> to the brain is very likely to be executed. (There are always
> psychopaths of course. But they can target anyone.) Indeed society
> *loves* these ideas. The media has been eating them up at a ferocious
As the old saying goes, never underestimate the power of stupid people in large groups. The images with which mass culture can become infatuated can just as swiftly become objects of fear and hatred. Look how quickly the political ideals of the Enlightenment were mutated out of all recognition in just a few short months during the French Revolution, as just one particularly grisly example. While I believe it is a fairly low-probability scenario, I think there's at least some possibility that the current wave of anti-genengineering hysteria could gather momentum quickly and fuel a general anti-scientific and anti-technological "backlash" that could result in the cultural equivalent of "execution". Consider the terrifying scenario of an increasingly desperate Al Gore embracing Rifkinism in an explicit way and forcing all of the mainstream US presidential candidates into a "genetic litmus test". Rifkin's big antitrust suit against the biotech companies will be a developing media monster precisely during the period when the US presidential campaign rigs up into sound-bite high gear next year. We know there will be one or more major breakthroughs in human biomedical applications of genetic science during the same time. Gore's already signed his political soul over to the religious fundamentalists . . . I leave fleshing out this horror story as an exercise in reader paranoia.

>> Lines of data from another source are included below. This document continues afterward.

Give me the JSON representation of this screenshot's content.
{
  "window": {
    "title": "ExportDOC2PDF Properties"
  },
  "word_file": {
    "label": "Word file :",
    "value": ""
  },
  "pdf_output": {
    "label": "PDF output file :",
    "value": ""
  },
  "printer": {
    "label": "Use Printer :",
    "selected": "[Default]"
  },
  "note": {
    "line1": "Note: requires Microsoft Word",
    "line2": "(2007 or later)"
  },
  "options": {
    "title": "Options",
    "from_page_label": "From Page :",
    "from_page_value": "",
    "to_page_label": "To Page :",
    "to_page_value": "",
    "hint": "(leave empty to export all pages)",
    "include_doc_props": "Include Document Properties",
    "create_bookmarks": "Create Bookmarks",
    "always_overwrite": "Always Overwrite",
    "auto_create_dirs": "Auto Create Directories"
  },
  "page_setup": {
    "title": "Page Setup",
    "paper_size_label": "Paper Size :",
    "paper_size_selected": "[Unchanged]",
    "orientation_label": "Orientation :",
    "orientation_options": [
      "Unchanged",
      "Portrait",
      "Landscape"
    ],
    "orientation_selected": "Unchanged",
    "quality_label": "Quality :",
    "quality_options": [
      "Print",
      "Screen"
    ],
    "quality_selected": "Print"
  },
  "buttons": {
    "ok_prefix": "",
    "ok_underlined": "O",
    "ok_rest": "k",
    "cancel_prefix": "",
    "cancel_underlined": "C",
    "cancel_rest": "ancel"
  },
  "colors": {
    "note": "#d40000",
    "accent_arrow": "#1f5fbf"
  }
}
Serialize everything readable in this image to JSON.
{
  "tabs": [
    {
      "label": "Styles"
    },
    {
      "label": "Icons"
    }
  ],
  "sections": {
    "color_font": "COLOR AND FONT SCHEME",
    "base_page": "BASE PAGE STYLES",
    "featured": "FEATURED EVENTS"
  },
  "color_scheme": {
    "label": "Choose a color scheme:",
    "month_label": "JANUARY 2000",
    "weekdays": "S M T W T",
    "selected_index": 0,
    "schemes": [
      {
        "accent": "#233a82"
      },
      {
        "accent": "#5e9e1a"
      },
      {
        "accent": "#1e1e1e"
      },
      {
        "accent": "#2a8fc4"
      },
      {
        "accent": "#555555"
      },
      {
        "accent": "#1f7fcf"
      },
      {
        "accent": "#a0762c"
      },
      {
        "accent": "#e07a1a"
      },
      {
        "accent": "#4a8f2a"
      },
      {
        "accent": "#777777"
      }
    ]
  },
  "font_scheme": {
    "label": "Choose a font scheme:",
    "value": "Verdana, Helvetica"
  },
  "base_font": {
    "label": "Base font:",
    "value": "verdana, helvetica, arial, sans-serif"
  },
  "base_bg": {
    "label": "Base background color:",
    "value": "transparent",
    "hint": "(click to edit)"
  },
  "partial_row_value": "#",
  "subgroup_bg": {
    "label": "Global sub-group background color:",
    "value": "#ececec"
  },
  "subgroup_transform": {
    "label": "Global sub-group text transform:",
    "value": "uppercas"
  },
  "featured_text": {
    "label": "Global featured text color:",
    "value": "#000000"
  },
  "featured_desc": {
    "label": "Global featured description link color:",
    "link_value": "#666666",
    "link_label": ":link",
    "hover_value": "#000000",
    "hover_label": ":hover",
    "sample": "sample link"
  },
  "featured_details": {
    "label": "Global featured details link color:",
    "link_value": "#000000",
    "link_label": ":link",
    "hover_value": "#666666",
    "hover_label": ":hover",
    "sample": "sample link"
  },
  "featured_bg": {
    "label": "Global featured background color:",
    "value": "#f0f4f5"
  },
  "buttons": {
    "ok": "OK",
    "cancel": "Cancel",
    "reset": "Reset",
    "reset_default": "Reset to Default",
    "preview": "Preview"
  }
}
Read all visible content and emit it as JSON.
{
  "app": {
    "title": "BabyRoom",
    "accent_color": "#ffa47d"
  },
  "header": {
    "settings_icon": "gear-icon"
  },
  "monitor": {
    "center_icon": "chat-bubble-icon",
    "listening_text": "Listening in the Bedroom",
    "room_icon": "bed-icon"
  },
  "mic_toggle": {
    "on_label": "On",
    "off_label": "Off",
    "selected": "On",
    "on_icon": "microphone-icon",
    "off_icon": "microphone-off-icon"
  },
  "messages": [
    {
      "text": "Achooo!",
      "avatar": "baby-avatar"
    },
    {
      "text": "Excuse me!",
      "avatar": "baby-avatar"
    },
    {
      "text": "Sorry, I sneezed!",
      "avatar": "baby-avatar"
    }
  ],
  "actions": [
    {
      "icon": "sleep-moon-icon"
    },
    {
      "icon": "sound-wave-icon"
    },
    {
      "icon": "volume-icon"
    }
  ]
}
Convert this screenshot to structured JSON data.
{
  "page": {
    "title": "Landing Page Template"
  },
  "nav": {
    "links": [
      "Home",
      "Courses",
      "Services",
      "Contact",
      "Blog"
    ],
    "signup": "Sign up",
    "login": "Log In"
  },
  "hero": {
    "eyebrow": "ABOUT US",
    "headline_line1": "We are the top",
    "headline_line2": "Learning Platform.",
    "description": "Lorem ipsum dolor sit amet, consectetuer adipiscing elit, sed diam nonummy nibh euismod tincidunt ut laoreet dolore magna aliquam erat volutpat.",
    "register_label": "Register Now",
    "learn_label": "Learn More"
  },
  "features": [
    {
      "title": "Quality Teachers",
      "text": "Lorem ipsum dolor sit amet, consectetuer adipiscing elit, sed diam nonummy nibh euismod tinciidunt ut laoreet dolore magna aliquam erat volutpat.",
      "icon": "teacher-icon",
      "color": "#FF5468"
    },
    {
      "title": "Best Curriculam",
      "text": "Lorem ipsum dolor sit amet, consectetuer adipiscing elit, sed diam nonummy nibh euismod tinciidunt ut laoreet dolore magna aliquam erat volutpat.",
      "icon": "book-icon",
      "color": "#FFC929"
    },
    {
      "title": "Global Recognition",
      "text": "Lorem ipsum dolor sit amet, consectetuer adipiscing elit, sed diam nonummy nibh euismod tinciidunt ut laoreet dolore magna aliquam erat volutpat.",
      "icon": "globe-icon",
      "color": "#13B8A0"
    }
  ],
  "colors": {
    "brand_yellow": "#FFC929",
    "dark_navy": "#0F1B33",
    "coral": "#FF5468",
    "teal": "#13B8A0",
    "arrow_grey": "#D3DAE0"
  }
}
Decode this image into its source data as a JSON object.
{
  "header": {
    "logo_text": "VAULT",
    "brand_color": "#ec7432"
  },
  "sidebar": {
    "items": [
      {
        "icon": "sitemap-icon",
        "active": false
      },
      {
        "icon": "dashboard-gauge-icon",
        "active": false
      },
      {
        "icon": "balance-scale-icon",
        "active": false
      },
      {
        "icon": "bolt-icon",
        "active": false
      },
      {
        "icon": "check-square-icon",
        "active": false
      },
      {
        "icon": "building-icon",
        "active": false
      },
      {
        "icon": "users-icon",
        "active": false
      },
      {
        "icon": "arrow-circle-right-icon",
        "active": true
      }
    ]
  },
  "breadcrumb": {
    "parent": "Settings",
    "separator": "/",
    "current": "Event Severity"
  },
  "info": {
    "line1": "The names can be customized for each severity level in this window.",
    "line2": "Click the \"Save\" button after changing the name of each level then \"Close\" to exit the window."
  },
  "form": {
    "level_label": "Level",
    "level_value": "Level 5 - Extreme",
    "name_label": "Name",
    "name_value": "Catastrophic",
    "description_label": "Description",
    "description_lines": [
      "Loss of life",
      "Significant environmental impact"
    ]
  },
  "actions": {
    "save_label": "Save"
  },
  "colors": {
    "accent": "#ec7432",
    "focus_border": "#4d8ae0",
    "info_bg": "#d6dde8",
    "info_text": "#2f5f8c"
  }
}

> The snipped stuff included a lot that sounded Libertarian. Some other
> posts made me think that extropianism *wasn't* libertarian. Well, if
> extropianism *is* libertarian, then then there's certainly a lot for
> libertarians to toast these days. But that has to do with what seem like
> very separate issues, like the state's relation to the individual
> person. Technology is a different matter.
I disagree. One of the fundamental energizing insights of extropianism is the realization that there ARE fundamental connections between social, economic, political and artistic values and the values that have given rise to the scientific and technological revolution. Progress in one area of culture is intimately linked with other areas: Think Lysenko. The values of critical openness found in classical liberal humanism are part and parcel of the scientific mind-set.
> Thanks for the lengthy, very useful article.
You're welcome: Informed and diplomatically posed questions about "the basics" ARE valuable here from time to time, as they give us a chance to test and restate our fundamental ideas.
Greg Burch <GBurch1@aol.com>----<firstname.lastname@example.org> Attorney ::: Vice President, Extropy Institute ::: Wilderness Guide http://users.aol.com/gburch1 -or- http://members.aol.com/gburch1 "Civilization is protest against nature; progress requires us to take control of evolution." Thomas Huxley